*Instructions to follow*: The listing below should be reproduced precisely, except for its images.

*Input records*:
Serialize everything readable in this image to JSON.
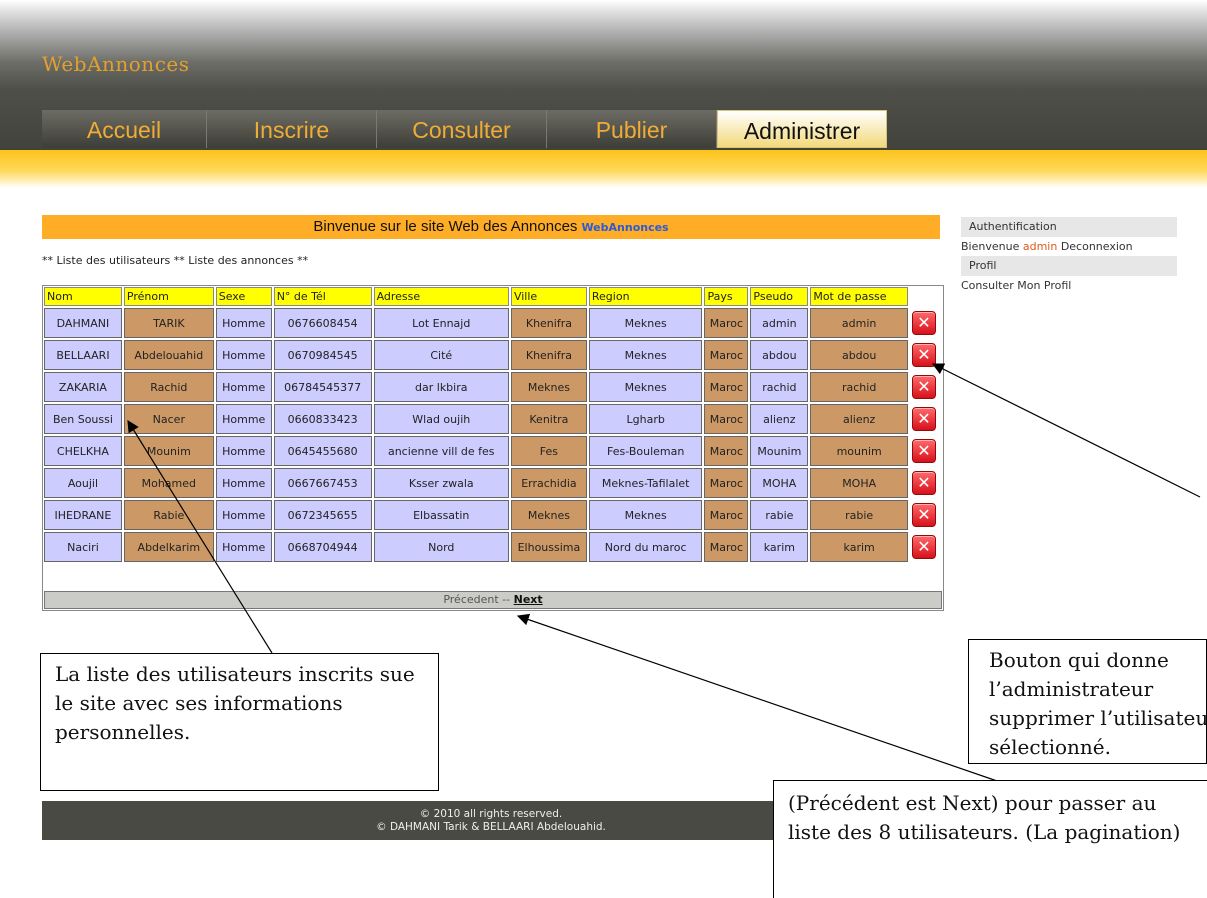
{
  "header": {
    "logo": "WebAnnonces"
  },
  "nav": {
    "tabs": [
      {
        "label": "Accueil"
      },
      {
        "label": "Inscrire"
      },
      {
        "label": "Consulter"
      },
      {
        "label": "Publier"
      },
      {
        "label": "Administrer",
        "active": true
      }
    ]
  },
  "main": {
    "welcome_text": "Binvenue sur le site Web des Annonces",
    "welcome_brand": "WebAnnonces",
    "links": {
      "sep": "**",
      "users": "Liste des utilisateurs",
      "ads": "Liste des annonces"
    },
    "columns": [
      "Nom",
      "Prénom",
      "Sexe",
      "N° de Tél",
      "Adresse",
      "Ville",
      "Region",
      "Pays",
      "Pseudo",
      "Mot de passe"
    ],
    "rows": [
      [
        "DAHMANI",
        "TARIK",
        "Homme",
        "0676608454",
        "Lot Ennajd",
        "Khenifra",
        "Meknes",
        "Maroc",
        "admin",
        "admin"
      ],
      [
        "BELLAARI",
        "Abdelouahid",
        "Homme",
        "0670984545",
        "Cité",
        "Khenifra",
        "Meknes",
        "Maroc",
        "abdou",
        "abdou"
      ],
      [
        "ZAKARIA",
        "Rachid",
        "Homme",
        "06784545377",
        "dar lkbira",
        "Meknes",
        "Meknes",
        "Maroc",
        "rachid",
        "rachid"
      ],
      [
        "Ben Soussi",
        "Nacer",
        "Homme",
        "0660833423",
        "Wlad oujih",
        "Kenitra",
        "Lgharb",
        "Maroc",
        "alienz",
        "alienz"
      ],
      [
        "CHELKHA",
        "Mounim",
        "Homme",
        "0645455680",
        "ancienne vill de fes",
        "Fes",
        "Fes-Bouleman",
        "Maroc",
        "Mounim",
        "mounim"
      ],
      [
        "Aoujil",
        "Mohamed",
        "Homme",
        "0667667453",
        "Ksser zwala",
        "Errachidia",
        "Meknes-Tafilalet",
        "Maroc",
        "MOHA",
        "MOHA"
      ],
      [
        "IHEDRANE",
        "Rabie",
        "Homme",
        "0672345655",
        "Elbassatin",
        "Meknes",
        "Meknes",
        "Maroc",
        "rabie",
        "rabie"
      ],
      [
        "Naciri",
        "Abdelkarim",
        "Homme",
        "0668704944",
        "Nord",
        "Elhoussima",
        "Nord du maroc",
        "Maroc",
        "karim",
        "karim"
      ]
    ],
    "delete_glyph": "✕",
    "pager": {
      "prev": "Précedent",
      "sep": "--",
      "next": "Next"
    }
  },
  "sidebar": {
    "auth_title": "Authentification",
    "welcome": "Bienvenue",
    "user": "admin",
    "logout": "Deconnexion",
    "profile_title": "Profil",
    "view_profile": "Consulter Mon Profil"
  },
  "footer": {
    "line1": "© 2010 all rights reserved.",
    "line2": "© DAHMANI Tarik & BELLAARI Abdelouahid."
  },
  "callouts": {
    "list": "La liste des utilisateurs inscrits sue le site avec ses informations personnelles.",
    "delete": "Bouton qui donne l’administrateur supprimer l’utilisateur sélectionné.",
    "pagination": "(Précédent est Next) pour passer au liste des 8 utilisateurs. (La pagination)"
  },
  "colors": {
    "accent": "#ffac27",
    "header_cell": "#ffff00",
    "cell_blue": "#ccccff",
    "cell_brown": "#cc9966"
  }
}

*Reply*:
Serialize everything readable in this image to JSON.
{
  "header": {
    "logo": "WebAnnonces"
  },
  "nav": {
    "tabs": [
      {
        "label": "Accueil"
      },
      {
        "label": "Inscrire"
      },
      {
        "label": "Consulter"
      },
      {
        "label": "Publier"
      },
      {
        "label": "Administrer",
        "active": true
      }
    ]
  },
  "main": {
    "welcome_text": "Binvenue sur le site Web des Annonces",
    "welcome_brand": "WebAnnonces",
    "links": {
      "sep": "**",
      "users": "Liste des utilisateurs",
      "ads": "Liste des annonces"
    },
    "columns": [
      "Nom",
      "Prénom",
      "Sexe",
      "N° de Tél",
      "Adresse",
      "Ville",
      "Region",
      "Pays",
      "Pseudo",
      "Mot de passe"
    ],
    "rows": [
      [
        "DAHMANI",
        "TARIK",
        "Homme",
        "0676608454",
        "Lot Ennajd",
        "Khenifra",
        "Meknes",
        "Maroc",
        "admin",
        "admin"
      ],
      [
        "BELLAARI",
        "Abdelouahid",
        "Homme",
        "0670984545",
        "Cité",
        "Khenifra",
        "Meknes",
        "Maroc",
        "abdou",
        "abdou"
      ],
      [
        "ZAKARIA",
        "Rachid",
        "Homme",
        "06784545377",
        "dar lkbira",
        "Meknes",
        "Meknes",
        "Maroc",
        "rachid",
        "rachid"
      ],
      [
        "Ben Soussi",
        "Nacer",
        "Homme",
        "0660833423",
        "Wlad oujih",
        "Kenitra",
        "Lgharb",
        "Maroc",
        "alienz",
        "alienz"
      ],
      [
        "CHELKHA",
        "Mounim",
        "Homme",
        "0645455680",
        "ancienne vill de fes",
        "Fes",
        "Fes-Bouleman",
        "Maroc",
        "Mounim",
        "mounim"
      ],
      [
        "Aoujil",
        "Mohamed",
        "Homme",
        "0667667453",
        "Ksser zwala",
        "Errachidia",
        "Meknes-Tafilalet",
        "Maroc",
        "MOHA",
        "MOHA"
      ],
      [
        "IHEDRANE",
        "Rabie",
        "Homme",
        "0672345655",
        "Elbassatin",
        "Meknes",
        "Meknes",
        "Maroc",
        "rabie",
        "rabie"
      ],
      [
        "Naciri",
        "Abdelkarim",
        "Homme",
        "0668704944",
        "Nord",
        "Elhoussima",
        "Nord du maroc",
        "Maroc",
        "karim",
        "karim"
      ]
    ],
    "delete_glyph": "✕",
    "pager": {
      "prev": "Précedent",
      "sep": "--",
      "next": "Next"
    }
  },
  "sidebar": {
    "auth_title": "Authentification",
    "welcome": "Bienvenue",
    "user": "admin",
    "logout": "Deconnexion",
    "profile_title": "Profil",
    "view_profile": "Consulter Mon Profil"
  },
  "footer": {
    "line1": "© 2010 all rights reserved.",
    "line2": "© DAHMANI Tarik & BELLAARI Abdelouahid."
  },
  "callouts": {
    "list": "La liste des utilisateurs inscrits sue le site avec ses informations personnelles.",
    "delete": "Bouton qui donne l’administrateur supprimer l’utilisateur sélectionné.",
    "pagination": "(Précédent est Next) pour passer au liste des 8 utilisateurs. (La pagination)"
  },
  "colors": {
    "accent": "#ffac27",
    "header_cell": "#ffff00",
    "cell_blue": "#ccccff",
    "cell_brown": "#cc9966"
  }
}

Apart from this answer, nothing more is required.